[WORK INSTRUCTIONS]:
Work out how many lines in the entries contain the string "name", and give nothing but that number.
========
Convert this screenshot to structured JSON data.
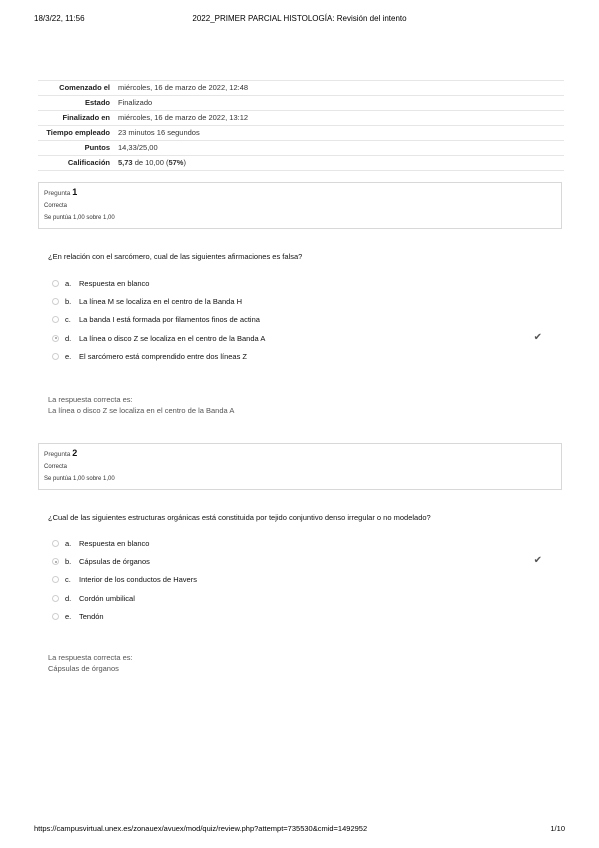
{
  "header": {
    "datetime": "18/3/22, 11:56",
    "title": "2022_PRIMER PARCIAL HISTOLOGÍA: Revisión del intento"
  },
  "summary": [
    {
      "label": "Comenzado el",
      "value": "miércoles, 16 de marzo de 2022, 12:48"
    },
    {
      "label": "Estado",
      "value": "Finalizado"
    },
    {
      "label": "Finalizado en",
      "value": "miércoles, 16 de marzo de 2022, 13:12"
    },
    {
      "label": "Tiempo empleado",
      "value": "23 minutos 16 segundos"
    },
    {
      "label": "Puntos",
      "value": "14,33/25,00"
    },
    {
      "label": "Calificación",
      "value_strong": "5,73",
      "value_mid": " de 10,00 (",
      "value_pct": "57%",
      "value_end": ")"
    }
  ],
  "questions": [
    {
      "number_label": "Pregunta",
      "number": "1",
      "state": "Correcta",
      "grade": "Se puntúa 1,00 sobre 1,00",
      "text": "¿En relación con el sarcómero, cual de las siguientes afirmaciones es falsa?",
      "answers": [
        {
          "letter": "a.",
          "text": "Respuesta en blanco"
        },
        {
          "letter": "b.",
          "text": "La línea M se localiza en el centro de la Banda H"
        },
        {
          "letter": "c.",
          "text": "La banda I está formada por filamentos finos de actina"
        },
        {
          "letter": "d.",
          "text": "La línea o disco Z se localiza en el centro de la Banda A"
        },
        {
          "letter": "e.",
          "text": "El sarcómero está comprendido entre dos líneas Z"
        }
      ],
      "selected_index": 3,
      "feedback_label": "La respuesta correcta es:",
      "feedback_answer": "La línea o disco Z se localiza en el centro de la Banda A"
    },
    {
      "number_label": "Pregunta",
      "number": "2",
      "state": "Correcta",
      "grade": "Se puntúa 1,00 sobre 1,00",
      "text": "¿Cual de las siguientes estructuras orgánicas está constituida por tejido conjuntivo denso irregular o no modelado?",
      "answers": [
        {
          "letter": "a.",
          "text": "Respuesta en blanco"
        },
        {
          "letter": "b.",
          "text": "Cápsulas de órganos"
        },
        {
          "letter": "c.",
          "text": "Interior de los conductos de Havers"
        },
        {
          "letter": "d.",
          "text": "Cordón umbilical"
        },
        {
          "letter": "e.",
          "text": "Tendón"
        }
      ],
      "selected_index": 1,
      "feedback_label": "La respuesta correcta es:",
      "feedback_answer": "Cápsulas de órganos"
    }
  ],
  "footer": {
    "url": "https://campusvirtual.unex.es/zonauex/avuex/mod/quiz/review.php?attempt=735530&cmid=1492952",
    "page": "1/10"
  },
  "icons": {
    "correct": "check-icon",
    "radio": "radio-icon"
  }
}
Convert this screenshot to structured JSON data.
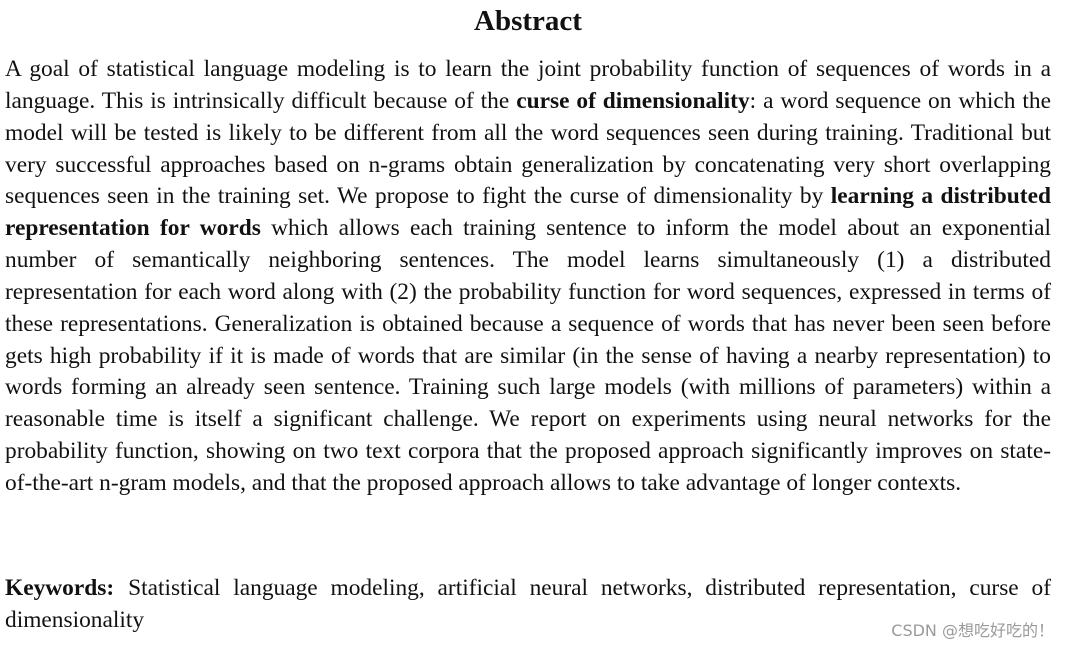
{
  "title": "Abstract",
  "abstract": {
    "segments": [
      {
        "text": " A goal of statistical language modeling is to learn the joint probability function of sequences of words in a language. This is intrinsically difficult because of the ",
        "bold": false
      },
      {
        "text": "curse of dimensionality",
        "bold": true
      },
      {
        "text": ": a word sequence on which the model will be tested is likely to be different from all the word sequences seen during training. Traditional but very successful approaches based on n-grams obtain generalization by concatenating very short overlapping sequences seen in the training set. We propose to fight the curse of dimensionality by ",
        "bold": false
      },
      {
        "text": "learning a distributed representation for words",
        "bold": true
      },
      {
        "text": " which allows each training sentence to inform the model about an exponential number of semantically neighboring sentences.  The model learns simultaneously (1) a distributed representation for each word along with (2) the probability function for word sequences, expressed in terms of these representations. Generalization is obtained because a sequence of words that has never been seen before gets high probability if it is made of words that are similar (in the sense of having a nearby representation) to words forming an already seen sentence. Training such large models (with millions of parameters) within a reasonable time is itself a significant challenge.  We report on experiments using neural networks for the probability function, showing on two text corpora that the proposed approach significantly improves on state-of-the-art n-gram models, and that the proposed approach allows to take advantage of longer contexts.",
        "bold": false
      }
    ]
  },
  "keywords": {
    "label": "Keywords:",
    "text": "Statistical language modeling, artificial neural networks, distributed representation, curse of dimensionality"
  },
  "watermark": "CSDN @想吃好吃的！"
}
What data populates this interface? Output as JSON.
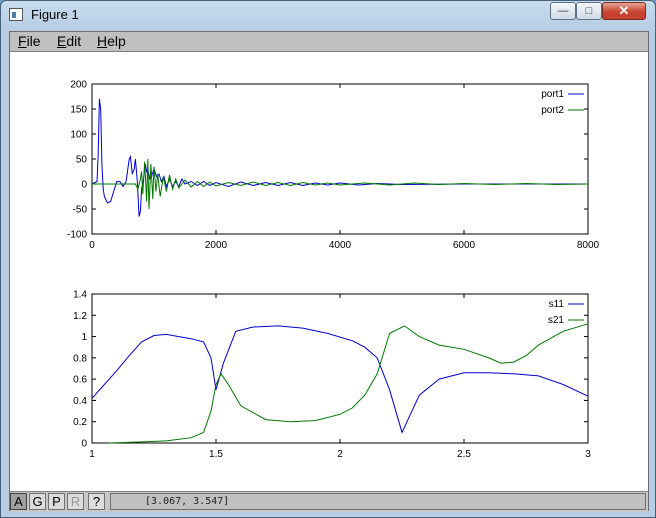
{
  "window": {
    "title": "Figure 1",
    "controls": {
      "minimize": "—",
      "maximize": "□",
      "close": "✕"
    }
  },
  "menu": {
    "items": [
      {
        "underline": "F",
        "rest": "ile"
      },
      {
        "underline": "E",
        "rest": "dit"
      },
      {
        "underline": "H",
        "rest": "elp"
      }
    ]
  },
  "colors": {
    "series1": "#0000cc",
    "series2": "#007700"
  },
  "chart_data": [
    {
      "type": "line",
      "xlim": [
        0,
        8000
      ],
      "ylim": [
        -100,
        200
      ],
      "xticks": [
        0,
        2000,
        4000,
        6000,
        8000
      ],
      "yticks": [
        -100,
        -50,
        0,
        50,
        100,
        150,
        200
      ],
      "legend_position": "top-right",
      "series": [
        {
          "name": "port1",
          "x": [
            0,
            80,
            100,
            120,
            140,
            160,
            180,
            200,
            250,
            300,
            350,
            400,
            450,
            500,
            550,
            600,
            620,
            650,
            680,
            700,
            730,
            760,
            780,
            800,
            830,
            860,
            880,
            900,
            930,
            960,
            1000,
            1040,
            1080,
            1120,
            1160,
            1200,
            1250,
            1300,
            1350,
            1400,
            1450,
            1500,
            1600,
            1700,
            1800,
            1900,
            2000,
            2200,
            2400,
            2600,
            2800,
            3000,
            3200,
            3400,
            3600,
            3800,
            4000,
            4300,
            4600,
            5000,
            6000,
            7000,
            8000
          ],
          "y": [
            0,
            5,
            60,
            170,
            150,
            40,
            -10,
            -25,
            -38,
            -35,
            -15,
            5,
            5,
            -5,
            5,
            50,
            55,
            20,
            30,
            50,
            5,
            -65,
            -55,
            -10,
            10,
            40,
            25,
            30,
            10,
            15,
            30,
            15,
            20,
            5,
            15,
            -5,
            10,
            -5,
            5,
            -5,
            10,
            0,
            5,
            -3,
            5,
            -3,
            3,
            -5,
            4,
            -3,
            3,
            -3,
            3,
            -3,
            2,
            -2,
            2,
            -2,
            1,
            -1,
            0,
            0,
            0
          ]
        },
        {
          "name": "port2",
          "x": [
            0,
            700,
            740,
            780,
            800,
            820,
            850,
            880,
            900,
            920,
            950,
            980,
            1000,
            1030,
            1060,
            1100,
            1150,
            1200,
            1250,
            1300,
            1350,
            1400,
            1500,
            1600,
            1700,
            1800,
            1900,
            2000,
            2200,
            2400,
            2600,
            2800,
            3000,
            3200,
            3400,
            3600,
            3800,
            4000,
            4400,
            4800,
            5200,
            5600,
            6000,
            6500,
            7000,
            7500,
            8000
          ],
          "y": [
            0,
            0,
            -10,
            10,
            25,
            -20,
            45,
            -35,
            50,
            -50,
            40,
            -30,
            35,
            -15,
            20,
            -25,
            15,
            -15,
            18,
            -10,
            10,
            -8,
            8,
            -6,
            5,
            -5,
            4,
            -4,
            3,
            -3,
            4,
            -3,
            3,
            -3,
            3,
            -2,
            2,
            -2,
            2,
            -2,
            2,
            -1,
            1,
            -1,
            1,
            -1,
            0
          ]
        }
      ]
    },
    {
      "type": "line",
      "xlim": [
        1,
        3
      ],
      "ylim": [
        0,
        1.4
      ],
      "xticks": [
        1,
        1.5,
        2,
        2.5,
        3
      ],
      "xtick_labels": [
        "1",
        "1.5",
        "2",
        "2.5",
        "3"
      ],
      "yticks": [
        0,
        0.2,
        0.4,
        0.6,
        0.8,
        1.0,
        1.2,
        1.4
      ],
      "ytick_labels": [
        "0",
        "0.2",
        "0.4",
        "0.6",
        "0.8",
        "1",
        "1.2",
        "1.4"
      ],
      "legend_position": "top-right",
      "series": [
        {
          "name": "s11",
          "x": [
            1.0,
            1.05,
            1.1,
            1.15,
            1.2,
            1.25,
            1.3,
            1.35,
            1.4,
            1.45,
            1.48,
            1.5,
            1.53,
            1.58,
            1.65,
            1.75,
            1.85,
            1.95,
            2.05,
            2.1,
            2.15,
            2.2,
            2.25,
            2.27,
            2.32,
            2.4,
            2.5,
            2.6,
            2.7,
            2.8,
            2.9,
            3.0
          ],
          "y": [
            0.42,
            0.55,
            0.68,
            0.82,
            0.95,
            1.01,
            1.02,
            1.0,
            0.98,
            0.95,
            0.8,
            0.5,
            0.75,
            1.05,
            1.09,
            1.1,
            1.08,
            1.03,
            0.96,
            0.9,
            0.8,
            0.5,
            0.1,
            0.2,
            0.45,
            0.6,
            0.66,
            0.66,
            0.65,
            0.63,
            0.55,
            0.44
          ]
        },
        {
          "name": "s21",
          "x": [
            1.07,
            1.2,
            1.3,
            1.4,
            1.45,
            1.48,
            1.5,
            1.52,
            1.55,
            1.6,
            1.7,
            1.8,
            1.9,
            2.0,
            2.05,
            2.1,
            2.15,
            2.2,
            2.26,
            2.32,
            2.4,
            2.5,
            2.6,
            2.65,
            2.7,
            2.75,
            2.8,
            2.9,
            3.0
          ],
          "y": [
            0.0,
            0.01,
            0.02,
            0.05,
            0.1,
            0.3,
            0.55,
            0.65,
            0.55,
            0.35,
            0.22,
            0.2,
            0.21,
            0.27,
            0.33,
            0.45,
            0.65,
            1.03,
            1.1,
            1.0,
            0.92,
            0.88,
            0.8,
            0.75,
            0.76,
            0.82,
            0.92,
            1.05,
            1.12
          ]
        }
      ]
    }
  ],
  "statusbar": {
    "buttons": [
      {
        "label": "A",
        "state": "active"
      },
      {
        "label": "G",
        "state": "normal"
      },
      {
        "label": "P",
        "state": "normal"
      },
      {
        "label": "R",
        "state": "disabled"
      },
      {
        "label": "?",
        "state": "normal"
      }
    ],
    "coordinates": "[3.067, 3.547]"
  }
}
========
[RESULT OF THIS EXERCISE]:
4